It was 11pm when I received the call. Then the begging began. I was cozy in bed with The Lineman (he was beaning); I was reading Barrel Fever in a tank top and sweatpants. I was comfortable. The cell rang; I ignored it. Then the home phone rang. Ignore. Then in with the cell phone again. So I picked up; they meant business. This wasn’t some, "oh I said I’d call" call. This was heartfelt, "get your ass out of bed. We’re sending a car to get your ass and won’t take no for an answer." So I put on eyeliner, jeans, and a smile.
Then I walked into a club, and I hate clubs. For me to connect with someone, I like good conversation laden with stories and good questions. I like connecting to brains before bodies. I leave a club smelling like smoke and feeling tired. It’s a waste of my time. Not because I don’t meet anyone, but because I’d have prefered spending that time seeing live music. I digress. Thankfully, we had a table, so I didn’t have to get bumped all night by men who think they can move you along by taking charge of your hips.
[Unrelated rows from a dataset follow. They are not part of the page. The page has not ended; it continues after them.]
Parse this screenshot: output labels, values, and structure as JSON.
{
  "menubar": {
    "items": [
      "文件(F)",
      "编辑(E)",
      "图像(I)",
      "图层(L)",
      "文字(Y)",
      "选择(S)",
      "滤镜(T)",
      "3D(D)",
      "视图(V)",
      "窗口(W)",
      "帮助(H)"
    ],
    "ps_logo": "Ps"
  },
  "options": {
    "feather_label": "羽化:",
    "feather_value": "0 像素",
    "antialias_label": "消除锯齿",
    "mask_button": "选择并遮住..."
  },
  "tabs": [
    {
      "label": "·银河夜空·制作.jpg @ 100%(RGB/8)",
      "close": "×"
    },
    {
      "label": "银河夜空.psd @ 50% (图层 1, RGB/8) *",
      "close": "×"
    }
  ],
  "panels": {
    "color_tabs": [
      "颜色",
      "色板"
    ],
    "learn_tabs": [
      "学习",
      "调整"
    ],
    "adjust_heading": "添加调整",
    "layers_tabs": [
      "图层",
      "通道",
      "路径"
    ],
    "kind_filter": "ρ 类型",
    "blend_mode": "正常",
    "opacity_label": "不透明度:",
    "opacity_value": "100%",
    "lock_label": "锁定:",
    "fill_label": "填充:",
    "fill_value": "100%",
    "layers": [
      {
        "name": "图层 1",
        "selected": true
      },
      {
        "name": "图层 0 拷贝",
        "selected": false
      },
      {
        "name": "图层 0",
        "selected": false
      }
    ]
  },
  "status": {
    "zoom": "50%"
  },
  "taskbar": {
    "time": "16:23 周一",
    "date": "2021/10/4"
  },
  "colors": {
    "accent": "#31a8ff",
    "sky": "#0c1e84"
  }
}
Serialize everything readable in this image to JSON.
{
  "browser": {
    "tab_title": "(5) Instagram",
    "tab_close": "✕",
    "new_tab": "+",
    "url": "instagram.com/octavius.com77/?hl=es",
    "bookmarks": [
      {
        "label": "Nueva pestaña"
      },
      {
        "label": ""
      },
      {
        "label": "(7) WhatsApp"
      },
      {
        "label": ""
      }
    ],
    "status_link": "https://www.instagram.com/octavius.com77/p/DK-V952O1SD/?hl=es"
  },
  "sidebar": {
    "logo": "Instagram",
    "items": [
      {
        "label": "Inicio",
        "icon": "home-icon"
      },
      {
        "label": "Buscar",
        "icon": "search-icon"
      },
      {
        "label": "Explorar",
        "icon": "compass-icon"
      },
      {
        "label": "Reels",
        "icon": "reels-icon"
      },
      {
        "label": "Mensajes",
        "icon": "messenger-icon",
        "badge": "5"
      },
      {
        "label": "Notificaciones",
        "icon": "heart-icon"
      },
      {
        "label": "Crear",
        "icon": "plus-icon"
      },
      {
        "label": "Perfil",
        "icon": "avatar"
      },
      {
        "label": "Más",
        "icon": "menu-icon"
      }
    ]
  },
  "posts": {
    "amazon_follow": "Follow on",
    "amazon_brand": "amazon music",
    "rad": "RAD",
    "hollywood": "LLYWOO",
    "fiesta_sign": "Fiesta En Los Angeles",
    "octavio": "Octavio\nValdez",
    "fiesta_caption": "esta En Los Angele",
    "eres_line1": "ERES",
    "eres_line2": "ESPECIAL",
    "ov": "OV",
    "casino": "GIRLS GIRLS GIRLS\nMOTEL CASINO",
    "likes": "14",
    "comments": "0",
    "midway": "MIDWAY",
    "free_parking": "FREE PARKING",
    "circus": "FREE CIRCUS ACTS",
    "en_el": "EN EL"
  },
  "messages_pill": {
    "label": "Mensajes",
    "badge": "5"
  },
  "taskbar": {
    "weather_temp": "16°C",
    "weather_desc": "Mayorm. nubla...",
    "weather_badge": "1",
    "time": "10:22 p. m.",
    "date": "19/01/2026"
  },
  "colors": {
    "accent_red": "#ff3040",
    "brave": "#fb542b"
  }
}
I used to say, "I don’t go out to meet guys," but I didn’t mean it. Then I’d continue, "I’d never meet a good guy at a place like this." I meant that, and I still do (I genuinely wasn’t there to meet anyone other than my friends). But I would get arguments flung at me about how any person I would meet would have an uphill battle having to explain why he was also dragged there. And that’s about right. I am sorry. I don’t want some ONE going, velvet rope, I don’t wait on lines guy. I want a baseball capped barn jacket banker.
There, I said it.
I want an American looking preppy who is good in bed. And he has to make as much money, or more, as I do. You know why? Because I already put someone through medical school. Know why else? I want what I want. I want to be able to go to a nice restaurant and not worry that my taste is too expensive. I don’t want to compromise my lifestyle; there are enough compromises in relationships. I don’t want to give up the things I like just because I’m in a relationship; I’d rather be single. And I’m not paying someone’s way again. There, vent is now open. I’m not going to clubs anymore unless it’s someone’s birthday.
I’m not saying I wouldn’t live in a cabin near a lake married to a professor, as long as he looked good in white tee-shirts and didn’t mind my cold feet. I like the idea of it. A house with sounds and planks and breath. Potholders, leftovers, a sliced apple on a wooden cutting board, a bathtub we’d share, a wet bathmat we’d argue over, and a porch, from which we’d watch the rain as it graced our vegetable garden—okay, my vegetable garden. At night, he’d tell me bedtime stories about the kitchen we would be building, and he’d walk me through all the gadgets, describing my espresso station, and the separate area reserved just for baking and rolling dough (God, I love the kitchen). Then he’d whisper, "Goodnight Savannah." ‘Cause he’d know I always loved the idea of the south. I grew up wishing I could have a coming out party with petticoats and ribbons and banana curls. I’d drink sweet tea instead of espresso. I’d wear yellow and sunhats, and there would be a lake, just like then. And I’d have smiled when he asked if we could live near a lake. I’d name the house something southern, even if we lived up north. I want all those things, and I won’t meet a him like that in a place full of silicone and Prada.
Anyway, as I was saying… I get to ONE, and I see a photographer friend of mine who works for JoonBug. So I give her some HTML tips, and then, like that, I can’t find my friends. Hey, if you’re lost, don’t make any moves. So I stood alone in the club for a good 15 minutes thinking about my life. I’m not lost; I can make all the moves I want.
Then, a European guy hit on me. Then another. What’s my deal with all the foreign dudes? Nothing scares me more than foreskin.